** Task item **
Every line below should come back exactly as written, though the pictures stay out.

** Input for this task **
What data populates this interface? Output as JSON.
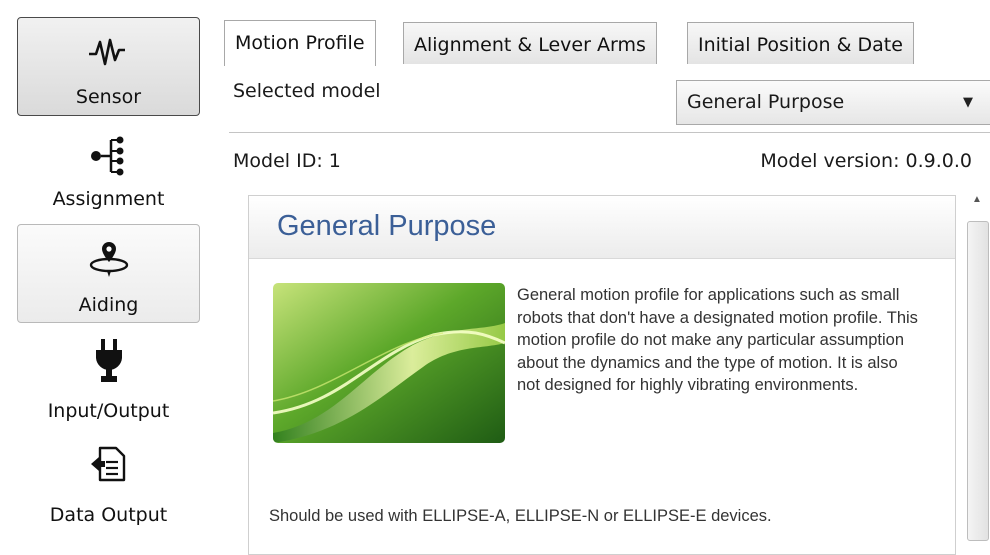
{
  "sidebar": {
    "items": [
      {
        "label": "Sensor",
        "icon": "waveform-icon",
        "selected": true
      },
      {
        "label": "Assignment",
        "icon": "hierarchy-icon",
        "selected": false
      },
      {
        "label": "Aiding",
        "icon": "location-orbit-icon",
        "selected": false
      },
      {
        "label": "Input/Output",
        "icon": "plug-icon",
        "selected": false
      },
      {
        "label": "Data Output",
        "icon": "document-export-icon",
        "selected": false
      }
    ]
  },
  "tabs": [
    {
      "label": "Motion Profile",
      "active": true
    },
    {
      "label": "Alignment & Lever Arms",
      "active": false
    },
    {
      "label": "Initial Position & Date",
      "active": false
    }
  ],
  "selected_model": {
    "label": "Selected model",
    "value": "General Purpose"
  },
  "model_info": {
    "id": "Model ID: 1",
    "version": "Model version: 0.9.0.0"
  },
  "profile": {
    "title": "General Purpose",
    "description": "General motion profile for applications such as small robots that don't have a designated motion profile. This motion profile do not make any particular assumption about the dynamics and the type of motion. It is also not designed for highly vibrating environments.",
    "note": "Should be used with ELLIPSE-A, ELLIPSE-N or ELLIPSE-E devices."
  },
  "colors": {
    "title": "#3b5f97",
    "accent_green": "#5fae2a"
  }
}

** Exercise response **
What data populates this interface? Output as JSON.
{
  "sidebar": {
    "items": [
      {
        "label": "Sensor",
        "icon": "waveform-icon",
        "selected": true
      },
      {
        "label": "Assignment",
        "icon": "hierarchy-icon",
        "selected": false
      },
      {
        "label": "Aiding",
        "icon": "location-orbit-icon",
        "selected": false
      },
      {
        "label": "Input/Output",
        "icon": "plug-icon",
        "selected": false
      },
      {
        "label": "Data Output",
        "icon": "document-export-icon",
        "selected": false
      }
    ]
  },
  "tabs": [
    {
      "label": "Motion Profile",
      "active": true
    },
    {
      "label": "Alignment & Lever Arms",
      "active": false
    },
    {
      "label": "Initial Position & Date",
      "active": false
    }
  ],
  "selected_model": {
    "label": "Selected model",
    "value": "General Purpose"
  },
  "model_info": {
    "id": "Model ID: 1",
    "version": "Model version: 0.9.0.0"
  },
  "profile": {
    "title": "General Purpose",
    "description": "General motion profile for applications such as small robots that don't have a designated motion profile. This motion profile do not make any particular assumption about the dynamics and the type of motion. It is also not designed for highly vibrating environments.",
    "note": "Should be used with ELLIPSE-A, ELLIPSE-N or ELLIPSE-E devices."
  },
  "colors": {
    "title": "#3b5f97",
    "accent_green": "#5fae2a"
  }
}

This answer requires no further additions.